Carbon Credit Market Industry Outlook, Size & Forecast 2028
Carbon Credit: An Overview
Carbon credits are certificates that represent a reduction of one metric tonne of carbon dioxide or its equivalent in other greenhouse gases. The idea behind carbon credits is to put a price on carbon emissions and provide incentives for businesses, organizations, and individuals to reduce their carbon footprint and invest in cleaner, more sustainable energy alternatives.
Carbon Credit Market Executive Summary
The Global Carbon Credit market was valued at USD 760.28 Billion in 2021 and is expected to grow at a CAGR of 21.14% during the forecast period of 2023-2028. Demand for carbon credits is expected to increase drastically in the near future due to the growing number of corporate net-zero commitments. Purchasing carbon credits allows corporations to become carbon-neutral today while they continue to work to reduce their emissions
History of Carbon Credits
The concept of carbon credits was first introduced by the United Nations Framework Convention on Climate Change (UNFCCC) in 1997. The UNFCCC established the Clean Development Mechanism (CDM), which allows developed countries to earn carbon credits by investing in emissions-reducing projects in developing countries. These credits can then be used to offset emissions in their home countries.
Carbon Credit Programs and Exchanges

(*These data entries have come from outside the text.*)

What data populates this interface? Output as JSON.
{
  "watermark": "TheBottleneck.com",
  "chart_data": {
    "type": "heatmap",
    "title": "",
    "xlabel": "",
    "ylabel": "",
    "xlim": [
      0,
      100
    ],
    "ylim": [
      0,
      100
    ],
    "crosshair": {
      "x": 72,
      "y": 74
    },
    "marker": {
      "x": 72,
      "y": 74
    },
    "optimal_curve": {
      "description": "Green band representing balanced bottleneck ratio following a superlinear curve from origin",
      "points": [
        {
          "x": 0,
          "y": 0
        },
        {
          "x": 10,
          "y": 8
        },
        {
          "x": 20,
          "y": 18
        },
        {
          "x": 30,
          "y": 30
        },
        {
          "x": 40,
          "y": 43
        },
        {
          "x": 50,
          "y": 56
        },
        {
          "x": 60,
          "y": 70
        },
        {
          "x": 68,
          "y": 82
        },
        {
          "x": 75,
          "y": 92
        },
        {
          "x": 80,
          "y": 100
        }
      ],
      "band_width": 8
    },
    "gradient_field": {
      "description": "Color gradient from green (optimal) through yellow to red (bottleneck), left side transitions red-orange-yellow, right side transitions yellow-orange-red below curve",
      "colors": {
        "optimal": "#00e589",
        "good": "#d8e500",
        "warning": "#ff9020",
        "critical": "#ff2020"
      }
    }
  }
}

One of the most popular carbon credit programs is the European Union Emissions Trading System (EU ETS). Launched in 2005, the EU ETS is the largest carbon market in the world and covers more than 11,000 power plants and industrial facilities in 31 countries. In addition to the EU ETS, there are other carbon credit programs and exchanges that operate on a regional or national level. These programs allow businesses, organizations, and individuals to offset their carbon emissions by purchasing carbon credits from emissions-reducing projects.

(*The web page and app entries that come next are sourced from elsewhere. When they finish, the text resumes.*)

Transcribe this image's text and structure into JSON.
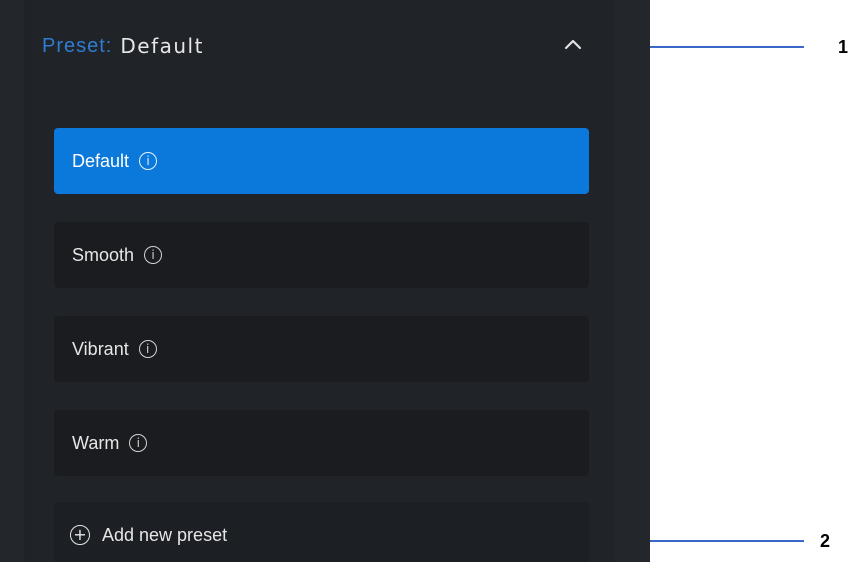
{
  "preset_header": {
    "label": "Preset:",
    "value": "Default",
    "chevron_icon": "chevron-up-icon"
  },
  "preset_items": [
    {
      "label": "Default",
      "selected": true,
      "info_icon": "info-icon"
    },
    {
      "label": "Smooth",
      "selected": false,
      "info_icon": "info-icon"
    },
    {
      "label": "Vibrant",
      "selected": false,
      "info_icon": "info-icon"
    },
    {
      "label": "Warm",
      "selected": false,
      "info_icon": "info-icon"
    }
  ],
  "add_preset": {
    "label": "Add new preset",
    "icon": "plus-circle-icon"
  },
  "callouts": [
    {
      "label": "1"
    },
    {
      "label": "2"
    }
  ],
  "colors": {
    "accent": "#2f7cd3",
    "selected_bg": "#0b78db",
    "panel_bg": "#202327",
    "callout_line": "#3b67c8"
  }
}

Benefits of Carbon Credits
One of the benefits of carbon credits is that they provide a flexible and cost-effective way for businesses and organizations to reduce their carbon footprint. Instead of investing in expensive emissions-reducing technologies, companies can purchase carbon credits from existing emissions-reducing projects. This allows them to meet their emissions reduction targets at a lower cost and supports the growth of the emissions-reducing industry. Carbon credits also provide a way for individuals to reduce their carbon footprint.
Criticisms of Carbon Credits
While carbon credits are popular and effective, there are also criticisms of the system. Some argue that they can be used as a way for companies to avoid making necessary investments in emissions-reducing technologies. Others argue that carbon credits can be subject to fraud and abuse, with companies claiming to have reduced emissions when they have not.
As more private companies seek to engage in the offset market, recent advances have been fuelled by a rise in voluntary demand for these credits. Since projects with societal benefits coupled with emissions reductions are perceived as more attractive to voluntary buyers, these corporations have been under pressure from shareholders and the general public to drive this in recent years.
The demand increase in the offsetting market is caused by a rising awareness of environmental challenges on a global level, catalyzed by COP26. More and more companies are recognizing the environmental and social value of offsetting projects and taking climate action by compensating for their carbon footprint.
The voluntary market segment is expected to grow tremendously in the upcoming years. Voluntary carbon credits, whilst historically transacted through bespoke bilateral agreements between buyer and seller, can increasingly be bought through specialized carbon credit exchanges and trading platforms. Given the growth of the voluntary carbon credit market, more established exchanges are looking to launch their own offerings.
In conclusion, carbon credits are a powerful tool for reducing carbon emissions and promoting sustainability. Despite criticisms, they provide businesses, organizations, and individuals with a flexible and cost-effective way to offset their carbon emissions and support the growth of the emissions-reducing industry. As the impacts of climate change become increasingly apparent, the use of carbon credits is likely to become even more important in the years to come.